#### [TASK DETAILS]
Each record that follows is to be duplicated exactly, though its pictures are not.
══ GIVEN DATA
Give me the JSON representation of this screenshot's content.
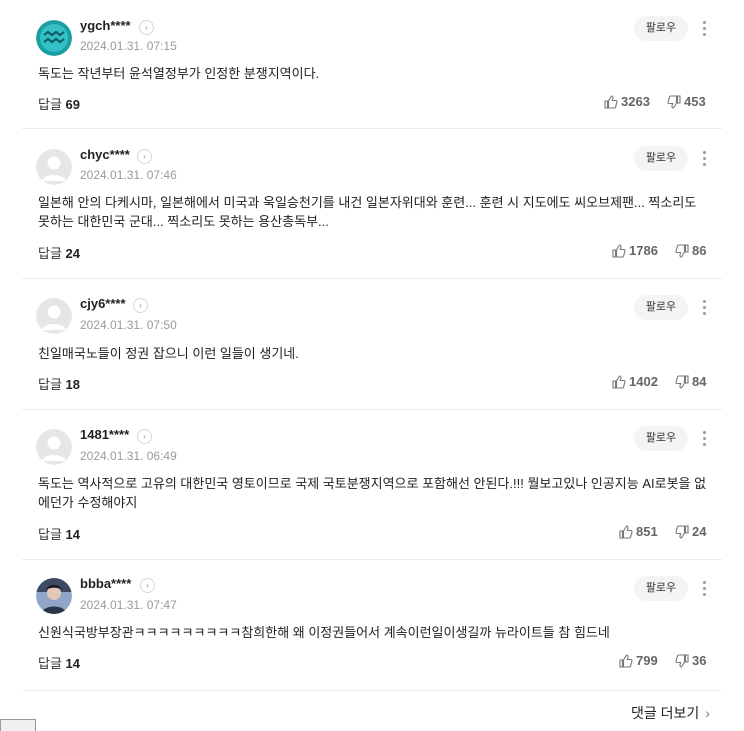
{
  "comments": [
    {
      "nickname": "ygch****",
      "date": "2024.01.31. 07:15",
      "text": "독도는 작년부터 윤석열정부가 인정한 분쟁지역이다.",
      "reply_label": "답글",
      "reply_count": "69",
      "likes": "3263",
      "dislikes": "453",
      "follow_label": "팔로우",
      "avatar": "aquarius-avatar"
    },
    {
      "nickname": "chyc****",
      "date": "2024.01.31. 07:46",
      "text": "일본해 안의 다케시마, 일본해에서 미국과 욱일승천기를 내건 일본자위대와 훈련... 훈련 시 지도에도 씨오브제팬... 찍소리도 못하는 대한민국 군대... 찍소리도 못하는 용산총독부...",
      "reply_label": "답글",
      "reply_count": "24",
      "likes": "1786",
      "dislikes": "86",
      "follow_label": "팔로우",
      "avatar": "default-avatar"
    },
    {
      "nickname": "cjy6****",
      "date": "2024.01.31. 07:50",
      "text": "친일매국노들이 정권 잡으니 이런 일들이 생기네.",
      "reply_label": "답글",
      "reply_count": "18",
      "likes": "1402",
      "dislikes": "84",
      "follow_label": "팔로우",
      "avatar": "default-avatar"
    },
    {
      "nickname": "1481****",
      "date": "2024.01.31. 06:49",
      "text": "독도는 역사적으로 고유의 대한민국 영토이므로 국제 국토분쟁지역으로 포함해선 안된다.!!! 뭘보고있나 인공지능 AI로봇을 없에던가 수정해야지",
      "reply_label": "답글",
      "reply_count": "14",
      "likes": "851",
      "dislikes": "24",
      "follow_label": "팔로우",
      "avatar": "default-avatar"
    },
    {
      "nickname": "bbba****",
      "date": "2024.01.31. 07:47",
      "text": "신원식국방부장관ㅋㅋㅋㅋㅋㅋㅋㅋㅋ참희한해 왜 이정권들어서 계속이런일이생길까 뉴라이트들 참 힘드네",
      "reply_label": "답글",
      "reply_count": "14",
      "likes": "799",
      "dislikes": "36",
      "follow_label": "팔로우",
      "avatar": "photo-avatar"
    }
  ],
  "more_comments_label": "댓글 더보기",
  "colors": {
    "aquarius_bg": "#1aa8a0",
    "default_avatar_bg": "#e6e6e6"
  },
  "icons": {
    "like": "thumbs-up-icon",
    "dislike": "thumbs-down-icon",
    "more": "kebab-icon",
    "arrow": "chevron-right-icon"
  }
}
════
#### [YOUR SOLUTION]
Give me the JSON representation of this screenshot's content.
{
  "comments": [
    {
      "nickname": "ygch****",
      "date": "2024.01.31. 07:15",
      "text": "독도는 작년부터 윤석열정부가 인정한 분쟁지역이다.",
      "reply_label": "답글",
      "reply_count": "69",
      "likes": "3263",
      "dislikes": "453",
      "follow_label": "팔로우",
      "avatar": "aquarius-avatar"
    },
    {
      "nickname": "chyc****",
      "date": "2024.01.31. 07:46",
      "text": "일본해 안의 다케시마, 일본해에서 미국과 욱일승천기를 내건 일본자위대와 훈련... 훈련 시 지도에도 씨오브제팬... 찍소리도 못하는 대한민국 군대... 찍소리도 못하는 용산총독부...",
      "reply_label": "답글",
      "reply_count": "24",
      "likes": "1786",
      "dislikes": "86",
      "follow_label": "팔로우",
      "avatar": "default-avatar"
    },
    {
      "nickname": "cjy6****",
      "date": "2024.01.31. 07:50",
      "text": "친일매국노들이 정권 잡으니 이런 일들이 생기네.",
      "reply_label": "답글",
      "reply_count": "18",
      "likes": "1402",
      "dislikes": "84",
      "follow_label": "팔로우",
      "avatar": "default-avatar"
    },
    {
      "nickname": "1481****",
      "date": "2024.01.31. 06:49",
      "text": "독도는 역사적으로 고유의 대한민국 영토이므로 국제 국토분쟁지역으로 포함해선 안된다.!!! 뭘보고있나 인공지능 AI로봇을 없에던가 수정해야지",
      "reply_label": "답글",
      "reply_count": "14",
      "likes": "851",
      "dislikes": "24",
      "follow_label": "팔로우",
      "avatar": "default-avatar"
    },
    {
      "nickname": "bbba****",
      "date": "2024.01.31. 07:47",
      "text": "신원식국방부장관ㅋㅋㅋㅋㅋㅋㅋㅋㅋ참희한해 왜 이정권들어서 계속이런일이생길까 뉴라이트들 참 힘드네",
      "reply_label": "답글",
      "reply_count": "14",
      "likes": "799",
      "dislikes": "36",
      "follow_label": "팔로우",
      "avatar": "photo-avatar"
    }
  ],
  "more_comments_label": "댓글 더보기",
  "colors": {
    "aquarius_bg": "#1aa8a0",
    "default_avatar_bg": "#e6e6e6"
  },
  "icons": {
    "like": "thumbs-up-icon",
    "dislike": "thumbs-down-icon",
    "more": "kebab-icon",
    "arrow": "chevron-right-icon"
  }
}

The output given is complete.